before modern political boundaries divided North America, the
prairie region of modern Canada served as a borderless homeland and
trade region for First Nations peoples. With the purchase of
Rupert's Land by the Government of Canada in 1869 the Canadian
prairies as a whole, except for what was then Manitoba, became a
political unit called the North-West Territories. Within these new
political boundaries the prairies functioned fairly
naturally as a region. There continued to be a shared sense of
history and economic integration.
When the provinces of Alberta and Saskatchewan were carved out of
the North-West Territories in 1905, they did not immediately lose
all that had previously tied them together. Despite the growth of
provincial distinctions, the economies of the four western provinces
to this day are still based primarily on the exporting of primary
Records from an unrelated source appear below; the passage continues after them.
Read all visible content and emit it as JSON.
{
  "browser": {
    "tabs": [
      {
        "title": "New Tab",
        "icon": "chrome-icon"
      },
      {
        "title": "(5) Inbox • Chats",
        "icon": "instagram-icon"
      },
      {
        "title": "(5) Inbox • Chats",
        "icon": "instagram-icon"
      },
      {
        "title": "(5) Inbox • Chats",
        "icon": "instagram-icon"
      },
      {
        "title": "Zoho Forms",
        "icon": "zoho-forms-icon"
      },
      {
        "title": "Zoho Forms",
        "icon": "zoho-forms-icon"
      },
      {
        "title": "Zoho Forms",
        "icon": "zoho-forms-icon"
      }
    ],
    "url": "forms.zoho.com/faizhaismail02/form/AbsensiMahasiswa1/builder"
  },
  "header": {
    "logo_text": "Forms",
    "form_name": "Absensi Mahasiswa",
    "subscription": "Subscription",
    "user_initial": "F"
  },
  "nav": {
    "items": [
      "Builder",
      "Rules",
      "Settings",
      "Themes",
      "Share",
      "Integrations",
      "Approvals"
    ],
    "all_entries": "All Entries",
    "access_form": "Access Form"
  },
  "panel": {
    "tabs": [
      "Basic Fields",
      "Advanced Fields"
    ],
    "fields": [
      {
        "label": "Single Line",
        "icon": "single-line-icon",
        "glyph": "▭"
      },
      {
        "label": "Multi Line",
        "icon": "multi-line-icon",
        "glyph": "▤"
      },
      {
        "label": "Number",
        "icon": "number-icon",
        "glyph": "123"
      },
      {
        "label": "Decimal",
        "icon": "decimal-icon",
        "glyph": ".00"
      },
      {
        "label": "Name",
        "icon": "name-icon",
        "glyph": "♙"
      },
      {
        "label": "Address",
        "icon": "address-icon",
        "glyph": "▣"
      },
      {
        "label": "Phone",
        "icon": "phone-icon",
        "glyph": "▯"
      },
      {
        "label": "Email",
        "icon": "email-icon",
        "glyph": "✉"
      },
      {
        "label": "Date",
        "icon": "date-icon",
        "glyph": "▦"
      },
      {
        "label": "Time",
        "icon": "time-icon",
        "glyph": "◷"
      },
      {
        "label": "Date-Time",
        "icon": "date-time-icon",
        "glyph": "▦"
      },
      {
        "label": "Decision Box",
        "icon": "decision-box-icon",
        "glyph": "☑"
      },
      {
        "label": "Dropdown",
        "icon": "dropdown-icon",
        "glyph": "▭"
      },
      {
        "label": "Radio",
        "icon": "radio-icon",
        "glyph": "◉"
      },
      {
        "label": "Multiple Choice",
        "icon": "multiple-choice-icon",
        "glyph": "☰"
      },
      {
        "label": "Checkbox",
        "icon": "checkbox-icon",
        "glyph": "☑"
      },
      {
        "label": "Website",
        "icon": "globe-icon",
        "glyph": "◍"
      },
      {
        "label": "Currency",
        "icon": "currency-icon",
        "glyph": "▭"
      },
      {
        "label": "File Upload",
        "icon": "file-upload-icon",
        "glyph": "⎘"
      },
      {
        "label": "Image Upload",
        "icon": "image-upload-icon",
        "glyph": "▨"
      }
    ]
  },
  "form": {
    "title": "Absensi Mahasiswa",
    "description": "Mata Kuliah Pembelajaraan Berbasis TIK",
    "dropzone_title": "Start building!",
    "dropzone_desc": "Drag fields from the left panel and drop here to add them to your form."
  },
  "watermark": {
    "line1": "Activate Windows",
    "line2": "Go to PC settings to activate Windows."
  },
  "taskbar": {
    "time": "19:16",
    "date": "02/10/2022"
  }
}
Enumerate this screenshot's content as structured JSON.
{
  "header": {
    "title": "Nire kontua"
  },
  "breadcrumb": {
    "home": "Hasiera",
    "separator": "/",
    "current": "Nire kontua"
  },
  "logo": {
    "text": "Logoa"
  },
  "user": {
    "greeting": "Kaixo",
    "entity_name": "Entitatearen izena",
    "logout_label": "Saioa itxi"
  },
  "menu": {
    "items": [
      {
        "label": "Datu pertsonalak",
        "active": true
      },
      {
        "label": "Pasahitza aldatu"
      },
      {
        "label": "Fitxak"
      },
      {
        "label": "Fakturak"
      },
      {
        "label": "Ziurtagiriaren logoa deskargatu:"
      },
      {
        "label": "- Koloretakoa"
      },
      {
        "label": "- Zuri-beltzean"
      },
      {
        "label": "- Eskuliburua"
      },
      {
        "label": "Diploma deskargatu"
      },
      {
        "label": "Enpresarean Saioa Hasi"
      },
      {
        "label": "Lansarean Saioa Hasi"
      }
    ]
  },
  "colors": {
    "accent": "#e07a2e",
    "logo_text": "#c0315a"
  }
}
resources such as foodstuffs, forest products, and oil and gas.
Because of these shared experiences the people of the Canadian west
largely continue to have a common outlook globally and within
information on this topic see:
Gerald Friesen. The West: Regional Ambitions, National
Debates, Global Age. Toronto: Penguin Books, 1999.
This digital collection was
produced with financial assistance from Canada's Digital
Collections initiative, Industry Canada.